INFORMATION SHOWN

┏━━

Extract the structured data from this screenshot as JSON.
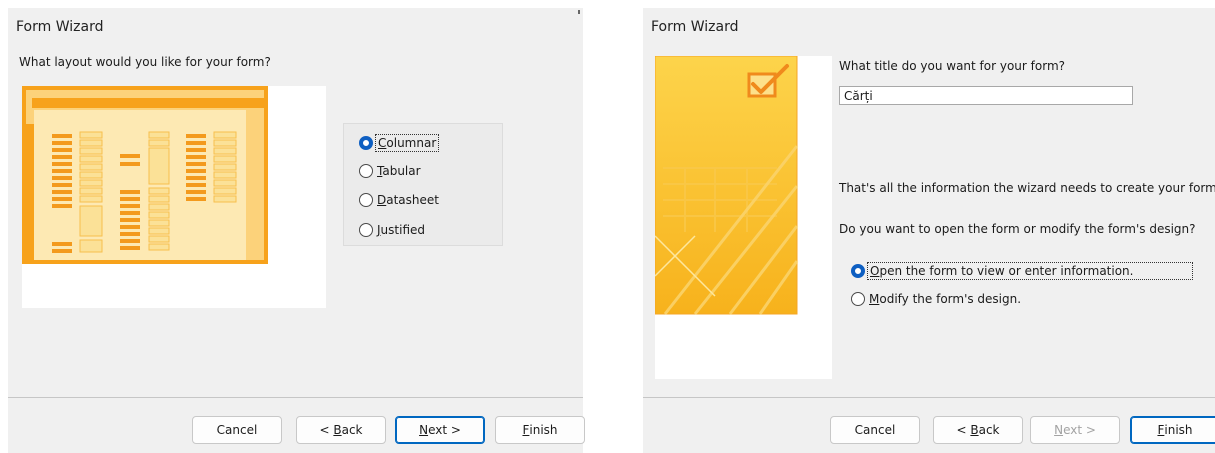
{
  "left_dialog": {
    "title": "Form Wizard",
    "question": "What layout would you like for your form?",
    "layouts": [
      {
        "label": "Columnar",
        "access_key": "C",
        "rest": "olumnar",
        "selected": true
      },
      {
        "label": "Tabular",
        "access_key": "T",
        "rest": "abular",
        "selected": false
      },
      {
        "label": "Datasheet",
        "access_key": "D",
        "rest": "atasheet",
        "selected": false
      },
      {
        "label": "Justified",
        "access_key": "J",
        "rest": "ustified",
        "selected": false
      }
    ],
    "buttons": {
      "cancel": "Cancel",
      "back_prefix": "< ",
      "back_key": "B",
      "back_rest": "ack",
      "next_key": "N",
      "next_rest": "ext >",
      "finish_key": "F",
      "finish_rest": "inish"
    }
  },
  "right_dialog": {
    "title": "Form Wizard",
    "title_prompt": "What title do you want for your form?",
    "form_title_value": "Cărți",
    "info_text": "That's all the information the wizard needs to create your form.",
    "open_question": "Do you want to open the form or modify the form's design?",
    "options": [
      {
        "access_key": "O",
        "rest": "pen the form to view or enter information.",
        "selected": true
      },
      {
        "access_key": "M",
        "rest": "odify the form's design.",
        "selected": false
      }
    ],
    "buttons": {
      "cancel": "Cancel",
      "back_prefix": "< ",
      "back_key": "B",
      "back_rest": "ack",
      "next_key": "N",
      "next_rest": "ext >",
      "finish_key": "F",
      "finish_rest": "inish",
      "next_enabled": false
    }
  },
  "colors": {
    "dialog_bg": "#f0f0f0",
    "accent_blue": "#0067c0",
    "preview_orange": "#f7a21b",
    "preview_light": "#fde9b3",
    "art_yellow": "#fbbf1e"
  },
  "icons": [
    "layout-preview-illustration",
    "checkmark-box-icon",
    "radio-checked",
    "radio-unchecked"
  ]
}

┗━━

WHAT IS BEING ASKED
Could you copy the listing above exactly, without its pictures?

WORKED SOLUTION
Extract the structured data from this screenshot as JSON.
{
  "left_dialog": {
    "title": "Form Wizard",
    "question": "What layout would you like for your form?",
    "layouts": [
      {
        "label": "Columnar",
        "access_key": "C",
        "rest": "olumnar",
        "selected": true
      },
      {
        "label": "Tabular",
        "access_key": "T",
        "rest": "abular",
        "selected": false
      },
      {
        "label": "Datasheet",
        "access_key": "D",
        "rest": "atasheet",
        "selected": false
      },
      {
        "label": "Justified",
        "access_key": "J",
        "rest": "ustified",
        "selected": false
      }
    ],
    "buttons": {
      "cancel": "Cancel",
      "back_prefix": "< ",
      "back_key": "B",
      "back_rest": "ack",
      "next_key": "N",
      "next_rest": "ext >",
      "finish_key": "F",
      "finish_rest": "inish"
    }
  },
  "right_dialog": {
    "title": "Form Wizard",
    "title_prompt": "What title do you want for your form?",
    "form_title_value": "Cărți",
    "info_text": "That's all the information the wizard needs to create your form.",
    "open_question": "Do you want to open the form or modify the form's design?",
    "options": [
      {
        "access_key": "O",
        "rest": "pen the form to view or enter information.",
        "selected": true
      },
      {
        "access_key": "M",
        "rest": "odify the form's design.",
        "selected": false
      }
    ],
    "buttons": {
      "cancel": "Cancel",
      "back_prefix": "< ",
      "back_key": "B",
      "back_rest": "ack",
      "next_key": "N",
      "next_rest": "ext >",
      "finish_key": "F",
      "finish_rest": "inish",
      "next_enabled": false
    }
  },
  "colors": {
    "dialog_bg": "#f0f0f0",
    "accent_blue": "#0067c0",
    "preview_orange": "#f7a21b",
    "preview_light": "#fde9b3",
    "art_yellow": "#fbbf1e"
  },
  "icons": [
    "layout-preview-illustration",
    "checkmark-box-icon",
    "radio-checked",
    "radio-unchecked"
  ]
}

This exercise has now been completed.